Of course, Congress gave San Francisco the right to build that water system, which uses a dam in Yosemite National Park, only on the condition that it also develop public electric power. Instead, in the greatest privatization scandal in the history of urban America, Pacific Gas and Electric Co. wound up initially controlling much of the output of the dam, and it still controls the city’s electric grid. The result: some of the highest electric rates in the nation and terrible, unreliable service.

San Francisco officials led the way to the privatization of the Presidio, turning over a national park to an unaccountable quasi-private board that operates as a real estate developer. The results: A giant commercial office complex, built with a $60 million tax break. Plans for high-end condos. Traffic problems, neighborhood problems — and a stiff bill to the city’s taxpayers, who have to subsidize private businesses that operate in a federal enclave without paying local taxes.

And if Newsom has his way, the pattern will continue: the mayor’s signature project this past year, for example, has been an attempt to let a private company control the city’s broadband communications infrastructure. Tens of millions in city contracts go every year to private nonprofits that fight like hell to avoid sunshine and accountability.

Enough is enough — San Franciscans of every political stripe need to organize to fight back. This city needs a new political coalition, a campaign against privatization.

There are all sorts of specific policies and legislation that ought to be on the agenda. For starters, privatization expert Elliott Sclar, a Columbia University economist, argues that any private business that takes city money to provide public services ought to be required to abide by open-government laws. That means every scrap of information related to that contract — including financial projections, executive salaries, profit and loss statements, and operating overhead figures — would be public record. All meetings of boards, panels, or other policy-making entities involved in managing the contract would be open to the public. If a private business doesn’t want to abide by those rules, fine; it can stick to private-sector work and stop bidding on government contracts.
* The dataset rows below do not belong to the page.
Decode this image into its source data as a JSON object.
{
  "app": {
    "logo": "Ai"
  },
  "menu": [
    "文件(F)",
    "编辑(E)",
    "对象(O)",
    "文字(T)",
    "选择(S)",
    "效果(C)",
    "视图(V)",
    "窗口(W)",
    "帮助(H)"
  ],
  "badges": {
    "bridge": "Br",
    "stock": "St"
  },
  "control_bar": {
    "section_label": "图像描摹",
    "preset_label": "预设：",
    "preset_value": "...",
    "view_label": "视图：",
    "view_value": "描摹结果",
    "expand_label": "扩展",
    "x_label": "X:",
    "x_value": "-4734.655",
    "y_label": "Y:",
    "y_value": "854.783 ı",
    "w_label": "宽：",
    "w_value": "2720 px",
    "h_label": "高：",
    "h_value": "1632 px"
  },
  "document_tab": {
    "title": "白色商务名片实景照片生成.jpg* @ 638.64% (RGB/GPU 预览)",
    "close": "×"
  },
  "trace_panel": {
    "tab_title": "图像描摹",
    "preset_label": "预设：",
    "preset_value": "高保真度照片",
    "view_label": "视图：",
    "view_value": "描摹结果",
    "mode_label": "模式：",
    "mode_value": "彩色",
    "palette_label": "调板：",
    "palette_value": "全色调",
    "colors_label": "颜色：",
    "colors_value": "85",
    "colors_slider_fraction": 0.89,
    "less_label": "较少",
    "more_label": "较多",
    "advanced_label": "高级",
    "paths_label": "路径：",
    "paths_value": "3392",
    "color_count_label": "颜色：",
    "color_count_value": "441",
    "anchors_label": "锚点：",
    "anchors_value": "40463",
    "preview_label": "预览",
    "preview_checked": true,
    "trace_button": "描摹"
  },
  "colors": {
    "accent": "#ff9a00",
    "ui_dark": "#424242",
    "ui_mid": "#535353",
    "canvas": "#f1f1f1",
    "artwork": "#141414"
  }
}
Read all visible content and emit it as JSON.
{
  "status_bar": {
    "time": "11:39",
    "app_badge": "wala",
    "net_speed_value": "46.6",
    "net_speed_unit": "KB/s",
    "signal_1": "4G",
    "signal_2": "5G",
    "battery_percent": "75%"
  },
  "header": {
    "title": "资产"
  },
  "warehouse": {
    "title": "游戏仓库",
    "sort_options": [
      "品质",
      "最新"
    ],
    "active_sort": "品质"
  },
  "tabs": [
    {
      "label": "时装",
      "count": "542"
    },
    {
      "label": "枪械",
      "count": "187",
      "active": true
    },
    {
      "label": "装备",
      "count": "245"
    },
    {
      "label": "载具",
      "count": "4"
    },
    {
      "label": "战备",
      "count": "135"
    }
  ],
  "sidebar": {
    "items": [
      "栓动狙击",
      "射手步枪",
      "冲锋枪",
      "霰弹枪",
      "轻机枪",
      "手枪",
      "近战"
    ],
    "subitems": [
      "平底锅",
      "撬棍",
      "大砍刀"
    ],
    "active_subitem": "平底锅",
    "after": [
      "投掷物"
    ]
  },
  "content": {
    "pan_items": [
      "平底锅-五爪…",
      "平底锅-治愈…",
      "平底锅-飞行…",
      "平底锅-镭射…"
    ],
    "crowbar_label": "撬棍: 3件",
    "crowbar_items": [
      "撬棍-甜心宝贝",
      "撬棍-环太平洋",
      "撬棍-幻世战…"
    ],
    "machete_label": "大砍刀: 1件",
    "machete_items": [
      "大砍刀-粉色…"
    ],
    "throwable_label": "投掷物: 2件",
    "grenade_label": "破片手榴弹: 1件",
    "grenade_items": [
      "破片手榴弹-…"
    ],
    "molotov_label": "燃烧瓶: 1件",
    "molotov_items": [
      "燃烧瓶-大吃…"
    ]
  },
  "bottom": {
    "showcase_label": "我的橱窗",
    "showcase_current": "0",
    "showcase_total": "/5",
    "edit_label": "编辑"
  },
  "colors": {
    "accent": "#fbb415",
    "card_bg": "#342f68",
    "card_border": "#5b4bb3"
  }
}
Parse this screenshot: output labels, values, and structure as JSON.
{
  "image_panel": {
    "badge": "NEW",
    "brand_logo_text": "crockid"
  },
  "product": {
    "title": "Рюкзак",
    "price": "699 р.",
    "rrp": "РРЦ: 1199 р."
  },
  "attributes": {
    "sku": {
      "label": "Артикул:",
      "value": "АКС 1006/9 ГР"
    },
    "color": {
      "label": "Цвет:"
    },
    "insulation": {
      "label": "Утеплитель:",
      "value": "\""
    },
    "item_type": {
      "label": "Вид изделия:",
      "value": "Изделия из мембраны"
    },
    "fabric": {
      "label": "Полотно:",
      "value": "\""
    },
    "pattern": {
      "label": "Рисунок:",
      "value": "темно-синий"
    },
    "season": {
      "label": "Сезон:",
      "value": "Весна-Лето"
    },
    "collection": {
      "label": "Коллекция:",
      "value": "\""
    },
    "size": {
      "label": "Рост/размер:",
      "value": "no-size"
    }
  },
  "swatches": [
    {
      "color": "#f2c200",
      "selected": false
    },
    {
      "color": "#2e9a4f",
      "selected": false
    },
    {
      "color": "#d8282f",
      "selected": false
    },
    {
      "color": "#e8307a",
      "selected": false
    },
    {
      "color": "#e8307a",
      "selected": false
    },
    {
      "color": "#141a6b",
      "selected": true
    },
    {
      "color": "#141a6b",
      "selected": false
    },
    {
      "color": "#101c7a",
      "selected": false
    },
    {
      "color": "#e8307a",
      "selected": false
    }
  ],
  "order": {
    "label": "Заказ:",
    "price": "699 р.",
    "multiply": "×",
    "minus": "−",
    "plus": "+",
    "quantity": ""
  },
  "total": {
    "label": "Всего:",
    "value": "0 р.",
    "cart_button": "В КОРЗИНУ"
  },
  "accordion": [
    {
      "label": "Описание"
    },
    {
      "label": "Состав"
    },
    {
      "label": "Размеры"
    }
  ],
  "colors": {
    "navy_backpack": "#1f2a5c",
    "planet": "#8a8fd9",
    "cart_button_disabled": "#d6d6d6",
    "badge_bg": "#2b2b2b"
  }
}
Beyond that, the city needs to set up a task force to look at every private contract San Francisco hands out and determine why the city isn’t doing the work itself. If selling electricity is so profitable (and it clearly is, or PG&E wouldn’t be fighting so hard to keep its illegal monopoly), why can’t the city take over the job and bring in some revenue? If there’s money to be made building bus shelters and selling ads on them — and clearly there is, since Clear Channel Communications, a giant private company, went out of its way to get a contract with the city to do so — why can’t San Francisco make that money for the General Fund? If a private company can make money running the golf courses, why can’t the city?

Sure, there are times when it makes sense to bring in an outside contractor. We’d argue, for example, that the Board of Supervisors needs an independent budget analyst, not tied to City Hall, to monitor budgets and spending. But there are millions of dollars going out City Hall’s door every year to private outfits that aren’t accountable to the public. And there are millions of dollars that ought to be available for badly needed public services that the city is losing because some private operator is making a profit on public resources.

Organized labor has every reason to oppose privatization and ought to play a lead role in creating a new coalition. So should the public-power coalition and the folks who have been demanding sunshine for the nonprofits. But everyone who uses public services and pays taxes in San Francisco is affected when city money gets stolen, wasted, or diverted. It ought to be a broad-based coalition.

There’s an opportunity to turn things around here and make San Francisco the model city that it ought to be. There’s no time to waste.